For the uninitiated, particularly those of us on the back nine of unspectacular golfing careers, the term “bucket list” is a wish-list of things to accomplish before we kick the bucket. When my obituary is written I prefer the mortician refer to my golf addiction as a healthy golf obsession. It sounds less crass but means the same thing. In truth, all golfers have a basic Bucket List that includes making a hole-in-one, breaking 80, play Pebble Beach, Augusta National, and St. Andrews and attending a major. Less motivated golf wish lists like Tim Geary’s include waiting for the invention of a super-extender ball retriever, making two birdies in a row and breaking 100! Before hanging up your Foot Joys for good, there is a great sense of accomplishment when you can check off an item on your list. Through the years I was fortunate to check off a few items on my golf Bucket List such as playing golf in Hawaii; playing Pebble Beach, attending a Ryder Cup, several majors, caddied on the LPGA Tour and interviewed the game’s greatest players. Before hitting those lush fairways in the sky here is my Ultimate Golf Bucket List.

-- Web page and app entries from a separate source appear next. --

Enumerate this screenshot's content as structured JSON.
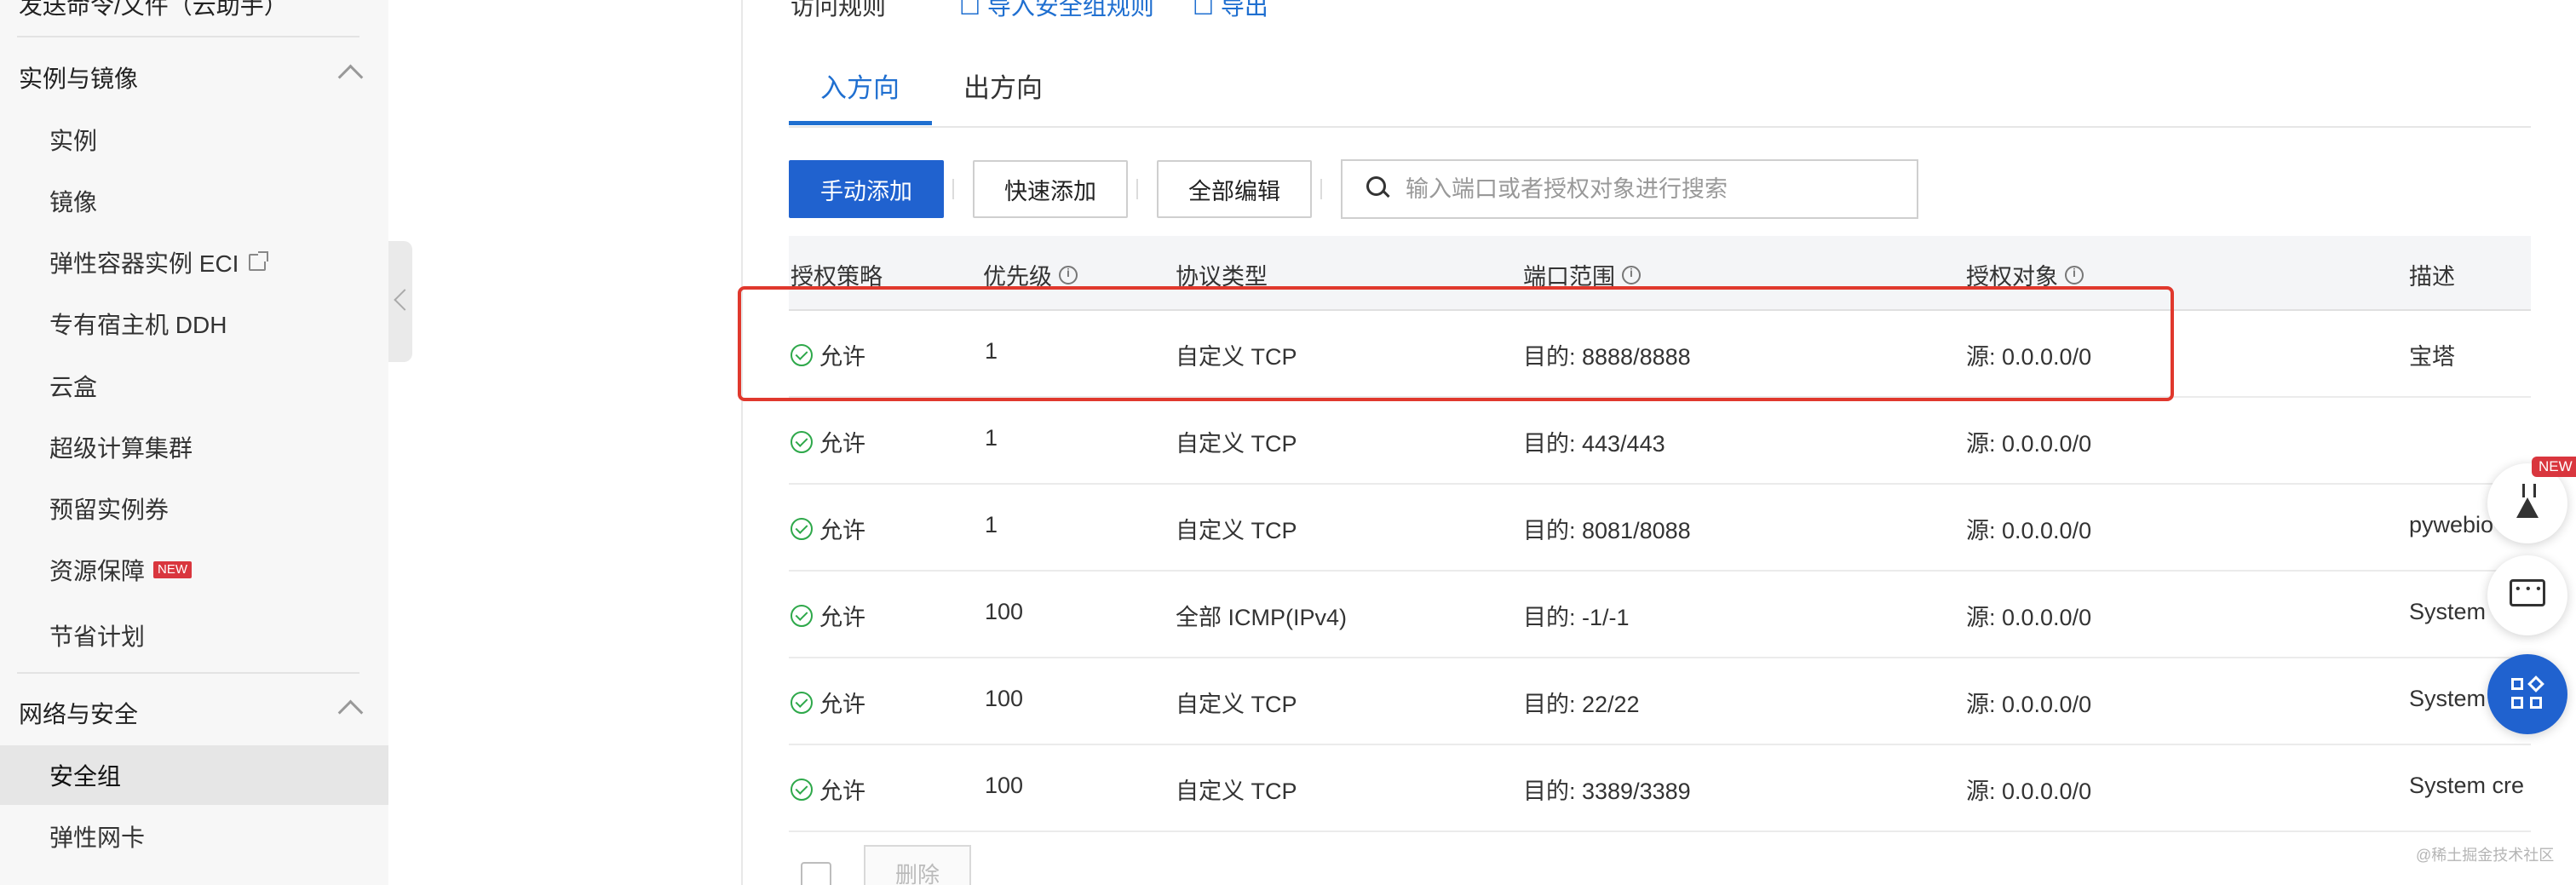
{
  "sidebar": {
    "top_cut_label": "发送命令/文件（云助手）",
    "groups": [
      {
        "title": "实例与镜像",
        "items": [
          {
            "label": "实例"
          },
          {
            "label": "镜像"
          },
          {
            "label": "弹性容器实例 ECI",
            "external": true
          },
          {
            "label": "专有宿主机 DDH"
          },
          {
            "label": "云盒"
          },
          {
            "label": "超级计算集群"
          },
          {
            "label": "预留实例券"
          },
          {
            "label": "资源保障",
            "badge": "NEW"
          },
          {
            "label": "节省计划"
          }
        ]
      },
      {
        "title": "网络与安全",
        "items": [
          {
            "label": "安全组",
            "active": true
          },
          {
            "label": "弹性网卡"
          }
        ]
      }
    ]
  },
  "header": {
    "cut_label": "访问规则",
    "import_link": "导入安全组规则",
    "export_link": "导出"
  },
  "tabs": [
    {
      "label": "入方向",
      "active": true
    },
    {
      "label": "出方向",
      "active": false
    }
  ],
  "toolbar": {
    "manual_add": "手动添加",
    "quick_add": "快速添加",
    "edit_all": "全部编辑",
    "search_placeholder": "输入端口或者授权对象进行搜索"
  },
  "table": {
    "columns": [
      "授权策略",
      "优先级",
      "协议类型",
      "端口范围",
      "授权对象",
      "描述"
    ],
    "rows": [
      {
        "policy": "允许",
        "priority": "1",
        "protocol": "自定义 TCP",
        "port": "目的: 8888/8888",
        "source": "源: 0.0.0.0/0",
        "desc": "宝塔"
      },
      {
        "policy": "允许",
        "priority": "1",
        "protocol": "自定义 TCP",
        "port": "目的: 443/443",
        "source": "源: 0.0.0.0/0",
        "desc": ""
      },
      {
        "policy": "允许",
        "priority": "1",
        "protocol": "自定义 TCP",
        "port": "目的: 8081/8088",
        "source": "源: 0.0.0.0/0",
        "desc": "pywebio"
      },
      {
        "policy": "允许",
        "priority": "100",
        "protocol": "全部 ICMP(IPv4)",
        "port": "目的: -1/-1",
        "source": "源: 0.0.0.0/0",
        "desc": "System"
      },
      {
        "policy": "允许",
        "priority": "100",
        "protocol": "自定义 TCP",
        "port": "目的: 22/22",
        "source": "源: 0.0.0.0/0",
        "desc": "System"
      },
      {
        "policy": "允许",
        "priority": "100",
        "protocol": "自定义 TCP",
        "port": "目的: 3389/3389",
        "source": "源: 0.0.0.0/0",
        "desc": "System cre"
      }
    ]
  },
  "footer": {
    "delete_label": "删除"
  },
  "floating": {
    "new_badge": "NEW"
  },
  "watermark": "@稀土掘金技术社区",
  "colors": {
    "accent": "#2062cf",
    "highlight": "#e0382d",
    "allow_green": "#2ea84a"
  }
}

No. 10 is playing a round at Augusta National, an obligatory entry on everyone’s list, and probably, the most unlikely to be ticked off. Without fail, the second weekend in April I spend quality time in front of the TV, watching the start of the real golf season. The incredible contours of the land, the outrageous slopes on the greens and fairways in better condition than my living room carpet all serve to remind me how far removed I am from that experience, and s something I want to try.
No. 9 is attending the Masters as a “patron.” Like the Red Sox of the 70s, 80s and 90s I keep saying “next year.” A few years ago I was so intent on watching the Masters in high definition, big screen TV that I went out to BJ’s warehouse to lay out $600 to purchase a brand new SONY to enjoy coverage of the tournament.
No. 8 is simple and still a good two decades away – shooting my age. And that does not mean on an executive par-3 course. When I’m 75 I would love to shoot a 75!
No. 7 is writing a golf book. This has been a goal for 12 years. I want to write a book called “Living the Dream – Turning 50 and Making Millions Playing Golf!” I want to profile 10 senior PGA Tour players who are actually living the dream at age 50.
No. 6 is to trade places for one day with PGA Tour commissioner Tim Finchem. I would start the day at PGA Tour headquarters at TPC Sawgrass before heading out for a quick 18 at Sawgrass. First, I would check on the daily bank balance of the PGA Tour bank account confirming a balance of over $10 billion. Yes that’s “B” for billion! I would then take the PGA Tour Lear jet over to Jacksonville for a quick 18 at World Golf Village. I would immediately remove the ban on long putters. What an experience that would be as Commissioner for a day!
No. 5 involves an intensive one week personalized golf lesson on the short game with Guru Dave Peltz, who at last count has authored five outstanding golf instruction books. Since the books haven’t helped my chipping and putting Dave Peltz in-person will make me a better player.
No. 4 involves playing a $500 Nassau with Donald Trump! He claims to be a six handicapper, but I’ve seen him play and he’s no six. Trump is the prototypical reverse sandbagger. He can’t break 80. If I win the front, back and total and two presses it “could be” a nice $2,500 pay day! Let’s stress “could be” since we’re playing straight up, no strokes!
No. 3 on my list is playing Pine Valley in New Jersey. I have read and heard about this place for so long by so many credible sources that it must be special.
No. 2 on my list is to caddy for a PGA Tour pro for four days in an official tournament. With ten years of caddy experience from Thorny Lea GC (Brockton) in the 70s I can deliver a flawless loop.
No. 1 Numero Uno on my Ultimate Golf Bucket List is playing golf at St. Andrews, Scotland. The great golf writer Herbert Warren Wind once told me “You’ll never be a great golf writer until you go to St. Andrew’s and experience the roots of the game. The Cradle of Golf is No. 1 on my bucket list.
Tom Gorman, a golf writer since 1992, has written many fairly forgettable columns that have found their way to the trash bucket.WHAT'S YOUR REACTION?